Is it possible that couples with high levels of marital intimacy are able to better handle financial stress? This is the question that Drs. Wickrama, O’Neal, and Klopack investigated.[5] They wanted to study the link between financial stress and overall well-being for married couples. They also tested the role of intimacy (both emotional and sexual) in the association between financial stress and well-being.

man and woman holding hands and walking

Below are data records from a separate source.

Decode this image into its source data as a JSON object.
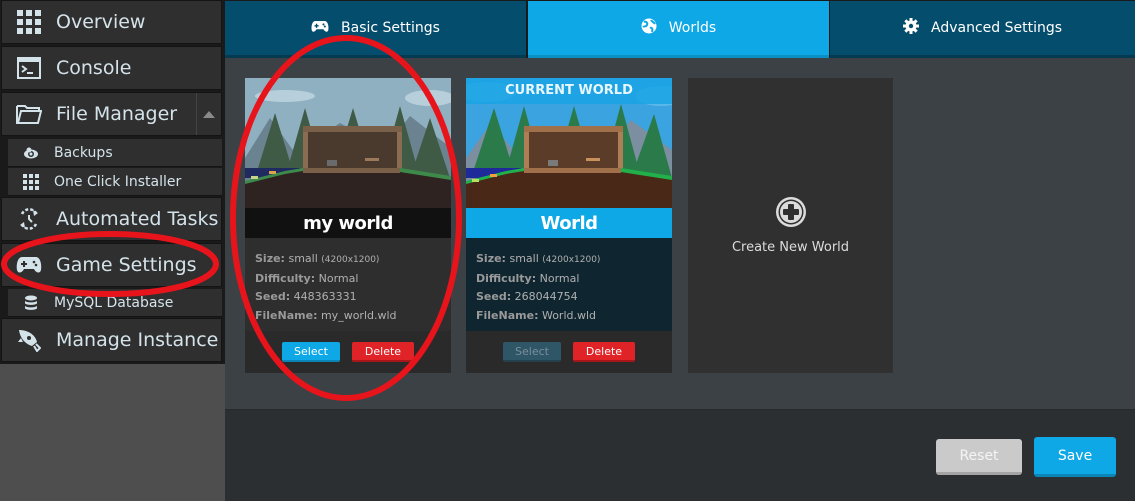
{
  "sidebar": {
    "items": [
      {
        "label": "Overview",
        "icon": "grid-icon"
      },
      {
        "label": "Console",
        "icon": "terminal-icon"
      },
      {
        "label": "File Manager",
        "icon": "folder-icon",
        "expanded": true
      },
      {
        "label": "Backups",
        "icon": "backup-cloud-icon",
        "sub": true
      },
      {
        "label": "One Click Installer",
        "icon": "grid-icon",
        "sub": true
      },
      {
        "label": "Automated Tasks",
        "icon": "task-clock-icon"
      },
      {
        "label": "Game Settings",
        "icon": "gamepad-icon"
      },
      {
        "label": "MySQL Database",
        "icon": "database-icon",
        "sub": true
      },
      {
        "label": "Manage Instance",
        "icon": "rocket-icon"
      }
    ]
  },
  "tabs": [
    {
      "label": "Basic Settings",
      "icon": "gamepad-icon",
      "active": false
    },
    {
      "label": "Worlds",
      "icon": "globe-icon",
      "active": true
    },
    {
      "label": "Advanced Settings",
      "icon": "gear-icon",
      "active": false
    }
  ],
  "worlds": [
    {
      "name": "my world",
      "current": false,
      "size_label": "Size:",
      "size": "small",
      "size_dims": "(4200x1200)",
      "difficulty_label": "Difficulty:",
      "difficulty": "Normal",
      "seed_label": "Seed:",
      "seed": "448363331",
      "filename_label": "FileName:",
      "filename": "my_world.wld",
      "select_label": "Select",
      "delete_label": "Delete"
    },
    {
      "name": "World",
      "current": true,
      "banner": "CURRENT WORLD",
      "size_label": "Size:",
      "size": "small",
      "size_dims": "(4200x1200)",
      "difficulty_label": "Difficulty:",
      "difficulty": "Normal",
      "seed_label": "Seed:",
      "seed": "268044754",
      "filename_label": "FileName:",
      "filename": "World.wld",
      "select_label": "Select",
      "delete_label": "Delete"
    }
  ],
  "create_world": {
    "label": "Create New World",
    "icon": "plus-circle-icon"
  },
  "footer": {
    "reset_label": "Reset",
    "save_label": "Save"
  },
  "colors": {
    "accent": "#0ea8e6",
    "danger": "#e02327",
    "tab_inactive": "#054d6c",
    "annotation": "#e8141c"
  }
}
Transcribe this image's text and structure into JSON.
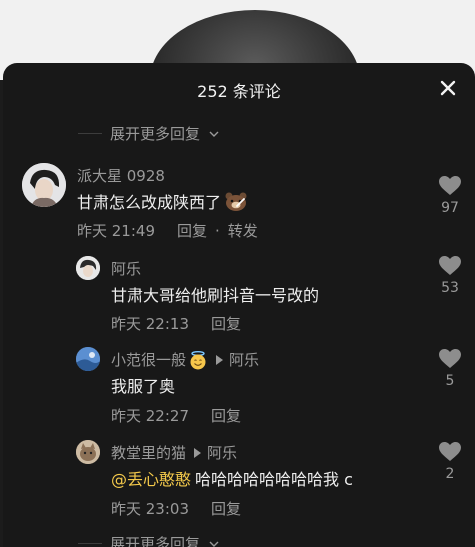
{
  "header": {
    "title": "252 条评论"
  },
  "expand_top": {
    "label": "展开更多回复"
  },
  "expand_bottom": {
    "label": "展开更多回复"
  },
  "comments": [
    {
      "user": "派大星 0928",
      "text": "甘肃怎么改成陕西了",
      "emoji": "bear-emoji",
      "time": "昨天 21:49",
      "reply": "回复",
      "dot": "·",
      "forward": "转发",
      "likes": "97"
    },
    {
      "user": "阿乐",
      "text": "甘肃大哥给他刷抖音一号改的",
      "time": "昨天 22:13",
      "reply": "回复",
      "likes": "53"
    },
    {
      "user": "小范很一般",
      "emoji": "halo-smile-emoji",
      "reply_to": "阿乐",
      "text": "我服了奥",
      "time": "昨天 22:27",
      "reply": "回复",
      "likes": "5"
    },
    {
      "user": "教堂里的猫",
      "reply_to": "阿乐",
      "mention": "@丢心憨憨",
      "text": "哈哈哈哈哈哈哈哈我 c",
      "time": "昨天 23:03",
      "reply": "回复",
      "likes": "2"
    }
  ],
  "colors": {
    "sheet_bg": "#181818",
    "text_primary": "#eeeeee",
    "text_secondary": "#9a9a9a",
    "mention": "#f3c94b"
  }
}
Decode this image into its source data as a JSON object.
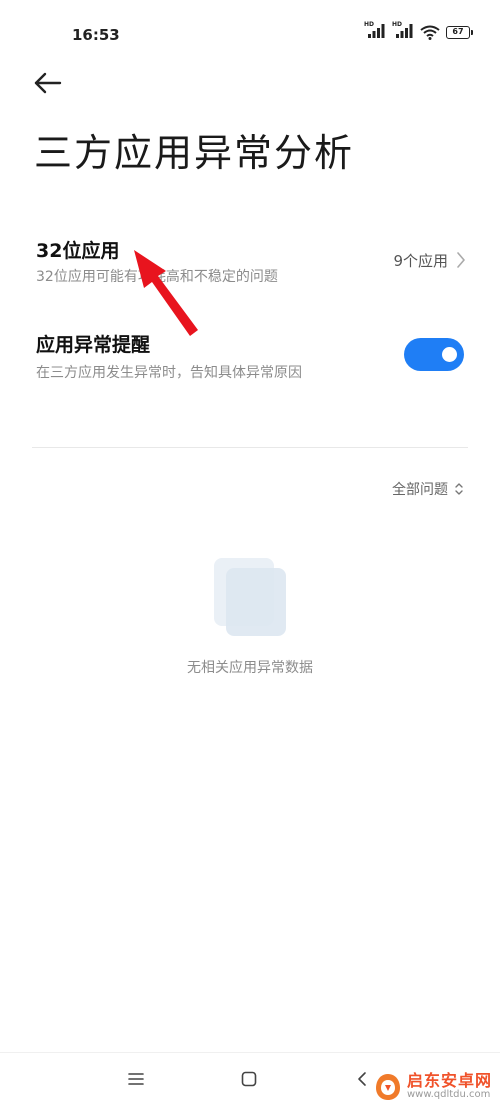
{
  "status_bar": {
    "time": "16:53",
    "signal_badge": "HD",
    "battery": "67",
    "icons": [
      "hd-signal-icon",
      "hd-signal-icon",
      "wifi-icon",
      "battery-icon"
    ]
  },
  "header": {
    "title": "三方应用异常分析",
    "back_icon": "arrow-left-icon"
  },
  "settings": {
    "app32": {
      "title": "32位应用",
      "subtitle": "32位应用可能有功耗高和不稳定的问题",
      "value": "9个应用"
    },
    "alert": {
      "title": "应用异常提醒",
      "subtitle": "在三方应用发生异常时，告知具体异常原因",
      "enabled": true
    }
  },
  "filter": {
    "label": "全部问题"
  },
  "empty_state": {
    "text": "无相关应用异常数据"
  },
  "nav": {
    "icons": [
      "menu-icon",
      "home-icon",
      "back-icon"
    ]
  },
  "watermark": {
    "name": "启东安卓网",
    "url": "www.qdltdu.com"
  },
  "colors": {
    "accent": "#1f7ef5",
    "arrow": "#e8141e",
    "watermark": "#f0522a"
  }
}
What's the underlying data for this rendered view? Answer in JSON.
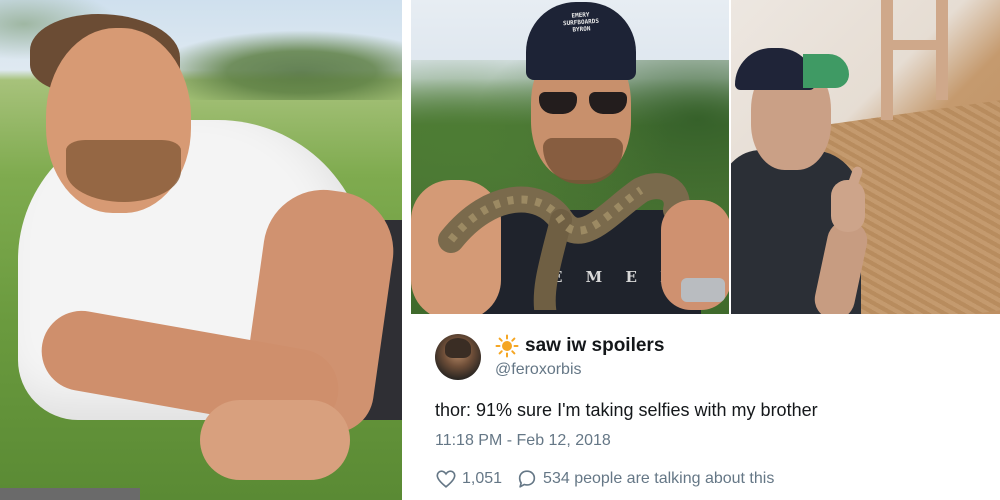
{
  "photos": {
    "left": {
      "description_icon": "photo-man-lying-on-grass"
    },
    "middle": {
      "cap_text_line1": "EMERY",
      "cap_text_line2": "SURFBOARDS",
      "cap_text_line3": "BYRON",
      "shirt_text": "E M E R Y"
    },
    "right": {
      "description_icon": "photo-man-pointing"
    }
  },
  "tweet": {
    "display_name": "saw iw spoilers",
    "display_name_icon": "sun-icon",
    "handle": "@feroxorbis",
    "text": "thor: 91% sure I'm taking selfies with my brother",
    "timestamp": "11:18 PM - Feb 12, 2018",
    "likes": "1,051",
    "replies_text": "534 people are talking about this",
    "colors": {
      "name": "#14171a",
      "secondary": "#657786",
      "sun": "#f5a623"
    }
  }
}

304 husbands and wives were surveyed about different aspects of their personal lives and their marriage. Included in this data were measures about financial strain (a measure of financial stress), partners’ intimacy, and health and well-being. For both husbands and wives, financial stress was connected to health and well-being later in adulthood. Specifically, greater financial stress was associated with lower life satisfaction and poorer physical health (measured with BMI). Also, partners who were intimate with each other sexually and emotionally tended to experience lower financial stress and better health and well-being.


1. Recognize the impact of financial stress. While we may hope to always be in control of our finances, this is not guaranteed. Financial stresses are likely to come, and they impact other areas of life. Remaining aware of this allows us to more proactively set in place practices to help manage future stress.

2. Trouble with finances? Find time for your spouse. While financial stress is hard, there are things that can help lessen the burden. One of these is marital intimacy, which allows for higher levels of well-being even when experiencing financial stress. Couples who make time for each other and to strengthen their connection may find they are better able to navigate financial stress that comes up in their life—together.


[1] McEwen, B. S., & Gianaros, P. J. (2010). Central role of the brain in stress and adaptation: Links to socioeconomic status, health, and disease. Annals of the New York Academy of Sciences, 1186, 190–222.

[2] Conger, R. D., Conger, K. J., & Martin, M. J. (2010). Family processes, and individual development. Journal of Marriage and Family, 72(3), 685–704.

[3] Gudmunson, C. G., Beutler, I. F., Israelsen, C. L., McCoy, J. K., & Hill, E. J. (2007). Linking financial strain to marital instability: Examining the roles of emotional distress and marital interaction. Journal of Family and Economic Issues, 28(3), 357–376.

[4] Wickrama, K. A., & O’Neal, C. W. (2021). Couple processes of family economic hardship, depressive symptoms, and later-life subjective memory impairment: Moderating role of relationship quality. Aging & Mental Health, 25(9), 1666–1675.

[5] Wickrama, K. A. S., O’Neal, C. W., & Klopack, E. (2022). Midlife financial strain and later-life health and wellbeing of husbands and wives: Linking and moderating roles of couple intimacy trajectories. Family Process, 61(4), 1593-1609.